**App and web page records:**
━━━

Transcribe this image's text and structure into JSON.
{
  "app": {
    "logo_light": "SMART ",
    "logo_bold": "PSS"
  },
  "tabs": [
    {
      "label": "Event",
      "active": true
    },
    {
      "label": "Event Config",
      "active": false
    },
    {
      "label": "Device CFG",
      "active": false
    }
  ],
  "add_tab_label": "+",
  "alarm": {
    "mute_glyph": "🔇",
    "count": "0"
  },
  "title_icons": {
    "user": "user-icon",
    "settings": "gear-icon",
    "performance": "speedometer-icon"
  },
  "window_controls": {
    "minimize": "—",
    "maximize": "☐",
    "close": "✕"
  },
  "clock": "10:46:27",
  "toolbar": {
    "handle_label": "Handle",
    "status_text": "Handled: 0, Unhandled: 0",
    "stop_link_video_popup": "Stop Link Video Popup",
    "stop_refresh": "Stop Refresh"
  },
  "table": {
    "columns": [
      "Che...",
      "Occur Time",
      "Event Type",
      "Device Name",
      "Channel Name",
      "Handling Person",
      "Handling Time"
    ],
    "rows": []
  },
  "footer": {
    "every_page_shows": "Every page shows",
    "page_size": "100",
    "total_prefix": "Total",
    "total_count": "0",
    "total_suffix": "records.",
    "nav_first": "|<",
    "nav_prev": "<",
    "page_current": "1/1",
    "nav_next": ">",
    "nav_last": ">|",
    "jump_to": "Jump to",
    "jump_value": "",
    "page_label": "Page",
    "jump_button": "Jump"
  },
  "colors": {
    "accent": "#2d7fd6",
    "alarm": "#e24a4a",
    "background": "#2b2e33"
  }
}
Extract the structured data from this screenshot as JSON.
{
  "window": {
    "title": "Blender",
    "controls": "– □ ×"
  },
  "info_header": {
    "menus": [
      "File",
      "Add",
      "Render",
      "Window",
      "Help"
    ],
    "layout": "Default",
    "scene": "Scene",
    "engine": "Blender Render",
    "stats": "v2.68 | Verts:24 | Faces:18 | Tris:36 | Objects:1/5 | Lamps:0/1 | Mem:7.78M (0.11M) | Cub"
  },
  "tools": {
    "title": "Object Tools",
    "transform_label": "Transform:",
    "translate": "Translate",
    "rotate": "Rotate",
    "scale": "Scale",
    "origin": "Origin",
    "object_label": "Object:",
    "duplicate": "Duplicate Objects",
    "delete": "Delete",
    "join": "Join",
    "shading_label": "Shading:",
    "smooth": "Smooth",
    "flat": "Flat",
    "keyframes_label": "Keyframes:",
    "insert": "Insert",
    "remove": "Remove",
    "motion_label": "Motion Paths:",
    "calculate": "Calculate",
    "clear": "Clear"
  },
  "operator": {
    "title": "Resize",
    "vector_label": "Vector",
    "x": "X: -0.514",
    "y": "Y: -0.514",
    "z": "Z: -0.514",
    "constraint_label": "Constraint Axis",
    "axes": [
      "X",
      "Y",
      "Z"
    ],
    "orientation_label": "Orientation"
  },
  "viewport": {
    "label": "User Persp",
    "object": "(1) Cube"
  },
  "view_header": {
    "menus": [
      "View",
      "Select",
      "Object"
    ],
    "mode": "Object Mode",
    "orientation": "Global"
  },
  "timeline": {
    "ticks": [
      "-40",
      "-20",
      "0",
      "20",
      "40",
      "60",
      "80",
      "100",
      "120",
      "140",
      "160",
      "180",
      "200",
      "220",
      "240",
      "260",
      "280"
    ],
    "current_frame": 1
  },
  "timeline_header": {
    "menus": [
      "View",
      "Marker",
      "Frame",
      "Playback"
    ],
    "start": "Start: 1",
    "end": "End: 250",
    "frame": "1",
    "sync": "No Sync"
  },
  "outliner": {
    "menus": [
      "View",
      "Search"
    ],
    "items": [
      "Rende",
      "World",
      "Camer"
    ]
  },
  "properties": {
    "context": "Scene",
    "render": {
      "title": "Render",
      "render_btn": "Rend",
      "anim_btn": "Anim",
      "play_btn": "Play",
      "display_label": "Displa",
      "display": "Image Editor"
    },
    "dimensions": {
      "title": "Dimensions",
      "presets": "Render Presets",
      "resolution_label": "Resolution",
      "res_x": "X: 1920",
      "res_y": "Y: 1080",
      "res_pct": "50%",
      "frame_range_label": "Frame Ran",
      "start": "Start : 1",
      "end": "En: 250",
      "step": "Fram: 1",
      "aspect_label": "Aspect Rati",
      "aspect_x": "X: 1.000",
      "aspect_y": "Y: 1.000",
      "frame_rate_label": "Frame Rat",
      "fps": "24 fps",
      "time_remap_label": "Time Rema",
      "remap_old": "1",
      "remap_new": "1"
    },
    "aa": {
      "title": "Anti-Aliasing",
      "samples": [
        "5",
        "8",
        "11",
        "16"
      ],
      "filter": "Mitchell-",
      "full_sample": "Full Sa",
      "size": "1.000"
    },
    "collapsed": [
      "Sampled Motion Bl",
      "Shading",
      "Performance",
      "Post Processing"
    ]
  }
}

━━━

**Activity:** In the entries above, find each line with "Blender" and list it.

**Solution to this task:**
    "title": "Blender",
    "engine": "Blender Render",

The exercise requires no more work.